PROBLEM STATEMENT
Report how many lines in the material hold the word "title". No other content is required.

== Segment start ==

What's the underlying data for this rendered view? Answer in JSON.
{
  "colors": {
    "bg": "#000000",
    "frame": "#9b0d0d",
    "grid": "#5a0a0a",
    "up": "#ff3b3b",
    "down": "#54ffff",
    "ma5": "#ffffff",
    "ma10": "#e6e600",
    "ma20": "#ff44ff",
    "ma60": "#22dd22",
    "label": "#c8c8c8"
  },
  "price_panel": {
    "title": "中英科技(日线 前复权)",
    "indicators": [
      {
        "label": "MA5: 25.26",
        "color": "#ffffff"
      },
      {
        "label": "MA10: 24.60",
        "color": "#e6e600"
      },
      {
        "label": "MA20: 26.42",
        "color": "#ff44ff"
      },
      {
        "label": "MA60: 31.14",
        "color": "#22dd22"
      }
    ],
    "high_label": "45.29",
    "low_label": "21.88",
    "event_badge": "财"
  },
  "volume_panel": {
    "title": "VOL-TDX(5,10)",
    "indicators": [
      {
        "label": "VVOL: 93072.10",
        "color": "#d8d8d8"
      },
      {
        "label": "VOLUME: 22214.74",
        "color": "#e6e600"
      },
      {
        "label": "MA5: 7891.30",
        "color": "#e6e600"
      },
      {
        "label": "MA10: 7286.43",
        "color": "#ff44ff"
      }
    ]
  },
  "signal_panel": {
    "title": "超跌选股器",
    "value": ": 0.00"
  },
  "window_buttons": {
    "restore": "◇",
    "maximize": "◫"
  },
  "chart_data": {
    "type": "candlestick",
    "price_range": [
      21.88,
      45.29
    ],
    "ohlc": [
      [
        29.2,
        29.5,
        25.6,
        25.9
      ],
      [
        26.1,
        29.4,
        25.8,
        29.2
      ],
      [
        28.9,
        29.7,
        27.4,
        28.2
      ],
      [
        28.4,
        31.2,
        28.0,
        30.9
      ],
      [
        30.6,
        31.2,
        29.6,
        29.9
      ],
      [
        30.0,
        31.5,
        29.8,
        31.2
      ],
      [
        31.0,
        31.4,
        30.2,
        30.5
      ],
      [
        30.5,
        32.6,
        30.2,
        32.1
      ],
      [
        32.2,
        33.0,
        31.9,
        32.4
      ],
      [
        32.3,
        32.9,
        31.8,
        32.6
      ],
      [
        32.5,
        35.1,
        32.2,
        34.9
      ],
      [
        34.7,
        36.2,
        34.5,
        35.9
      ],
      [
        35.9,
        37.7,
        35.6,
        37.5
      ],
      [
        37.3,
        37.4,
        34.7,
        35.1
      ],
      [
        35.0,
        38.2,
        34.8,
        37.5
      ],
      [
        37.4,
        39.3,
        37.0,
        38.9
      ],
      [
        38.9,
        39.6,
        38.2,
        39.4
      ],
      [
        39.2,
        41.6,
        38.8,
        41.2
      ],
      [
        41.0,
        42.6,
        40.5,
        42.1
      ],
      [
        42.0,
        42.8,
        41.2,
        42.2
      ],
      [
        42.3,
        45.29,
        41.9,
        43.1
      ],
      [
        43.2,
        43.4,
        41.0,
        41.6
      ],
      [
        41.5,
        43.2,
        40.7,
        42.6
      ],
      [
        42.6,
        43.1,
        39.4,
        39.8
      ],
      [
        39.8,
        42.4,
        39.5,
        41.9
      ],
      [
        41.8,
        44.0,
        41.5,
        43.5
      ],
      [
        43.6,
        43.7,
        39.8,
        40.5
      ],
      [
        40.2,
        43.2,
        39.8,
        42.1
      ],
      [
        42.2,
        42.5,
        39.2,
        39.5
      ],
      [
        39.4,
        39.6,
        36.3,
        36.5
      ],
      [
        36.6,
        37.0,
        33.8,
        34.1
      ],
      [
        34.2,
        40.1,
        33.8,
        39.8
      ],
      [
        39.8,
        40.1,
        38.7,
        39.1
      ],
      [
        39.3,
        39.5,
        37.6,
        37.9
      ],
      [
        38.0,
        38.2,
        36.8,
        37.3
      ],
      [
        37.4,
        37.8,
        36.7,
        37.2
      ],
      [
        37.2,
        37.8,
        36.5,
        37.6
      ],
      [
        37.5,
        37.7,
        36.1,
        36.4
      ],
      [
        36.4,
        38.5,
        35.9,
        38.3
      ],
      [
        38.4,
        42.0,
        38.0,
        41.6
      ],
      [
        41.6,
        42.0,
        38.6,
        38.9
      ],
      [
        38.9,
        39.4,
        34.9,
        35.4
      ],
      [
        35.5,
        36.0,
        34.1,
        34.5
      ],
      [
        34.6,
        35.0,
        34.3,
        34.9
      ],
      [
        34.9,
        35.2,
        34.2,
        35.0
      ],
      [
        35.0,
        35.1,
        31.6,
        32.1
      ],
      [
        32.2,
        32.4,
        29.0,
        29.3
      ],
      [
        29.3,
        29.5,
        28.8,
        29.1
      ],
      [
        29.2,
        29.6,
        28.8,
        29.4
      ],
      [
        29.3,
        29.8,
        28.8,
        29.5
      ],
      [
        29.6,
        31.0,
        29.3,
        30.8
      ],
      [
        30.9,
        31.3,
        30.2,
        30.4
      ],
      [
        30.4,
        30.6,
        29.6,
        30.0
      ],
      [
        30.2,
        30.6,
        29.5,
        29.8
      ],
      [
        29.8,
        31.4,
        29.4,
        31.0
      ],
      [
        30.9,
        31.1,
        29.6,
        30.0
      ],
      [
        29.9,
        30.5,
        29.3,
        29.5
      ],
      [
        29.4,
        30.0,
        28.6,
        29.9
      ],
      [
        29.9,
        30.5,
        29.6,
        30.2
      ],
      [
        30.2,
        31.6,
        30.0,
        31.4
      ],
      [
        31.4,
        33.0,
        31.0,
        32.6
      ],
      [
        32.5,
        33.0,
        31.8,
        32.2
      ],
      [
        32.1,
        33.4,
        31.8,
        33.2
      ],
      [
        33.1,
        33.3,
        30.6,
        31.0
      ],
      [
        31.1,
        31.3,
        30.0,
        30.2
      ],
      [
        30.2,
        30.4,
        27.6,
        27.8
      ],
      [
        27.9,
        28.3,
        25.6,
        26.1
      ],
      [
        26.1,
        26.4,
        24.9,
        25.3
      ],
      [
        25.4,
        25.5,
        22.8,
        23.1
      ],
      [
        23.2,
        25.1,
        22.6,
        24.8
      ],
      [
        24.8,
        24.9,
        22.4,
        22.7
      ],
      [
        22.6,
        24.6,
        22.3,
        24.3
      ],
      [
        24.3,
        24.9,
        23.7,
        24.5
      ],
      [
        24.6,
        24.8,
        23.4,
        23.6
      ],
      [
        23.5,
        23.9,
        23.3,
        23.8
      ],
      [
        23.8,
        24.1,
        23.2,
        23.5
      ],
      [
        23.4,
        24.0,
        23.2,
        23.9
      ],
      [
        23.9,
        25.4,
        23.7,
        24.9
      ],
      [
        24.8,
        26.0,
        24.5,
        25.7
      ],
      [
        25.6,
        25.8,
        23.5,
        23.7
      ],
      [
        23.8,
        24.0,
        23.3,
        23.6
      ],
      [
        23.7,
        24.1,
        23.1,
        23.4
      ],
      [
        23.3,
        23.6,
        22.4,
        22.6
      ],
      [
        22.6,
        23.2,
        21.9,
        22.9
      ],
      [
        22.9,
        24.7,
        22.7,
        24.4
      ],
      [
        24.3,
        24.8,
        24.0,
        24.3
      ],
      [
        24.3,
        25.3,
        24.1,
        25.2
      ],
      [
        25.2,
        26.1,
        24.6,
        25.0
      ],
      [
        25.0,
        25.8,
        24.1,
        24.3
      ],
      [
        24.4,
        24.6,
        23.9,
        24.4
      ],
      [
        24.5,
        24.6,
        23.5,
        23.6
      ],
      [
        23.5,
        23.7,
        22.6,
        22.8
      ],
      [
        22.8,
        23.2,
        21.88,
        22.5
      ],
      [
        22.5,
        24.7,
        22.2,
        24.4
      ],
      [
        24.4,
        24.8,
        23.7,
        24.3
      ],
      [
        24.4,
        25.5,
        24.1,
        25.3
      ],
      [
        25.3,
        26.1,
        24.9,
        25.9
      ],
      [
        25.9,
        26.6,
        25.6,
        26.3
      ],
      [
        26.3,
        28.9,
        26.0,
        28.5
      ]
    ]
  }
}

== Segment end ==

WORKED SOLUTION
3